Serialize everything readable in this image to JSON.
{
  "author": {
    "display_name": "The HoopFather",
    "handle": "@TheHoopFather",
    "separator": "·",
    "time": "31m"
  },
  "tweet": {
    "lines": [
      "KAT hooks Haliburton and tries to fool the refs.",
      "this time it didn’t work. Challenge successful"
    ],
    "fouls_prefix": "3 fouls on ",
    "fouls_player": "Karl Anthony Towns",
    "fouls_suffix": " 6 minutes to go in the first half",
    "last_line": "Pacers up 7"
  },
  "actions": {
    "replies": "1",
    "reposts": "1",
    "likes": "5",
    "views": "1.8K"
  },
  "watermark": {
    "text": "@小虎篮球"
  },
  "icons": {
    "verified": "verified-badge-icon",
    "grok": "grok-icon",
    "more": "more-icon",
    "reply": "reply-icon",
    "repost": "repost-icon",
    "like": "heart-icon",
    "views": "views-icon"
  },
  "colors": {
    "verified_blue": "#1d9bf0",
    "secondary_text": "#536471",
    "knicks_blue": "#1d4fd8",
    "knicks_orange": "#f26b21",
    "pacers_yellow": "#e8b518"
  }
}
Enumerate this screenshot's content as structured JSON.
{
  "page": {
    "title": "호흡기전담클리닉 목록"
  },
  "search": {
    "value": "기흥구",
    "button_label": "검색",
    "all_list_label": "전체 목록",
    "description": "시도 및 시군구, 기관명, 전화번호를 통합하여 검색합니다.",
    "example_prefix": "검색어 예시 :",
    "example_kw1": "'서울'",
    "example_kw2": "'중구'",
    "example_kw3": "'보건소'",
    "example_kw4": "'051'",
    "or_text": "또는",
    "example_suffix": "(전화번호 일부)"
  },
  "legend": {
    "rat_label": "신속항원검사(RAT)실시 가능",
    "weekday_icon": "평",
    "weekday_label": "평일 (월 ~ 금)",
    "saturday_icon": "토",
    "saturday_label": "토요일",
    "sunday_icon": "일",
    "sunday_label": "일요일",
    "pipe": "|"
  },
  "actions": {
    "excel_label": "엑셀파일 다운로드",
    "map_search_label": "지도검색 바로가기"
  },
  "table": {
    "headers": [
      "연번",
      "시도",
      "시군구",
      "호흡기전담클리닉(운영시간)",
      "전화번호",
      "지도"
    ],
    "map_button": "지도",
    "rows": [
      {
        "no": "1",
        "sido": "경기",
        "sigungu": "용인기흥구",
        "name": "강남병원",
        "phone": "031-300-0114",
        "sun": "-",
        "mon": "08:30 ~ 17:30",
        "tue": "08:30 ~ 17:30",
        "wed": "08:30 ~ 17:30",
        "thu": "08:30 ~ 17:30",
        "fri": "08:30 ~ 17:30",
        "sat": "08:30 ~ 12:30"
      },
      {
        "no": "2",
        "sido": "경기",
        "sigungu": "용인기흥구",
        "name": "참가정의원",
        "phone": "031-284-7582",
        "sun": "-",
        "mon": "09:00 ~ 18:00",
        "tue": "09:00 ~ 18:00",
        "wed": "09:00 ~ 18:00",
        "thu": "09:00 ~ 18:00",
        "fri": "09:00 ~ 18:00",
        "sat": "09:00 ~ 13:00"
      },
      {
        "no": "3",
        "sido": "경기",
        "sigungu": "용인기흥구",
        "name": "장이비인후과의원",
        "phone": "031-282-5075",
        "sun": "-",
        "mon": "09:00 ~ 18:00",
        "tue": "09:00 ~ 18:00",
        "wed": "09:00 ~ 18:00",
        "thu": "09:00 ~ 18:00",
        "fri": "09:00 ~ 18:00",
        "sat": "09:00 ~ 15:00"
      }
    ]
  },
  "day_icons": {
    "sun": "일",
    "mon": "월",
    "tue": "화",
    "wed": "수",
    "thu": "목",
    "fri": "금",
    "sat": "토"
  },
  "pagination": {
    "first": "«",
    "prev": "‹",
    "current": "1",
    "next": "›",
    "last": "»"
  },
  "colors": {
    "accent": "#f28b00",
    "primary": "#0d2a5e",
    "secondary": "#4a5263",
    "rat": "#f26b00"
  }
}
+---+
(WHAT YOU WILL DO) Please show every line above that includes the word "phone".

(ANSWER TO THIS PROBLEM)
        "phone": "031-300-0114",
        "phone": "031-284-7582",
        "phone": "031-282-5075",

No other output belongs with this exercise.